0.0000005 is roughly the time since the "out of Africa" migration of homo sapiens, divided by the time since the big bang. Just this tiny fraction of the life of our universe ago, there were less humans on this planet than there are chimpanzees living on it today. Furthermore, research shows that all of us, no matter of which race, nationality or faith, are the descendants of a single human family. It should make all of us wonder about some of our deepest convictions. Are we really so different than one another? It took the universe 13.8 billion years to create intelligent life on earth. It took us 0.0000005 of this time to learn to be hateful and indifferent. Isn't that so stupid? I mean think about all the things that we value so much as differentiating us. Gender, skin color, nationality, belief systems, socioeconomic status. They are all just a result of the random noise at the edge of a 13.8 billion years long process. Isn't it just stupid that we invest so much of our mind power in trying to make sense of this noise instead of wrapping our mind around the awesomeness of the entire process?
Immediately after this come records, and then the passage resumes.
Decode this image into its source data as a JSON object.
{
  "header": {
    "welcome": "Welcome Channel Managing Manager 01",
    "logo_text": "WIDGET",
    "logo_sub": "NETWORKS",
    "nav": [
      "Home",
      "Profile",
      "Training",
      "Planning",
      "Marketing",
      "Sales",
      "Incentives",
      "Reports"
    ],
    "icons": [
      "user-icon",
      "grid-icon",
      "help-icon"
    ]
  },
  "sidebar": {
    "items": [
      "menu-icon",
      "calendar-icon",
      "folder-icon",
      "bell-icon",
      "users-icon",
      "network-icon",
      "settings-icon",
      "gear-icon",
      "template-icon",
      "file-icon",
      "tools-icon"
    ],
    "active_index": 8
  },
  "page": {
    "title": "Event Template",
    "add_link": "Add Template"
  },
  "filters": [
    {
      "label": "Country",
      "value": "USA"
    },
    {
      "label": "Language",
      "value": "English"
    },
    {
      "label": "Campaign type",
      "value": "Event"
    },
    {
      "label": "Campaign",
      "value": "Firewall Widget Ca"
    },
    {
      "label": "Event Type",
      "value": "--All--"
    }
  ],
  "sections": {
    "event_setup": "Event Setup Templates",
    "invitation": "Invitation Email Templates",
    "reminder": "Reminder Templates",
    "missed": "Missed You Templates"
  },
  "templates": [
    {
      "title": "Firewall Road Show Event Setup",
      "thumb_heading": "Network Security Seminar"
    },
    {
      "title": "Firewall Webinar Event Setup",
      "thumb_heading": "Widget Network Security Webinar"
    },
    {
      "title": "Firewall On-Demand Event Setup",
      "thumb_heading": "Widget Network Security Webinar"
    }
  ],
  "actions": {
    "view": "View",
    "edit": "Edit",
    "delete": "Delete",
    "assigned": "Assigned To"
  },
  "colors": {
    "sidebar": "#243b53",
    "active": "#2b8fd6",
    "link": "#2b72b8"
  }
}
All our religions, all our addictions to short term and shallow solutions, they come from lack of perspective, from the fear that comes with measuring everything in the magnitude of a single lifetime. We are born, we live, we die, and first we think this is all we have and then we can't bare this thought. But it's just not true. We are part of the universe. We are made of the stuff that was created in the big bang and are shaped by the process that was going ever since. It makes us great. It makes us part of the almighty. It is it, and not all the things we falsely think that are important.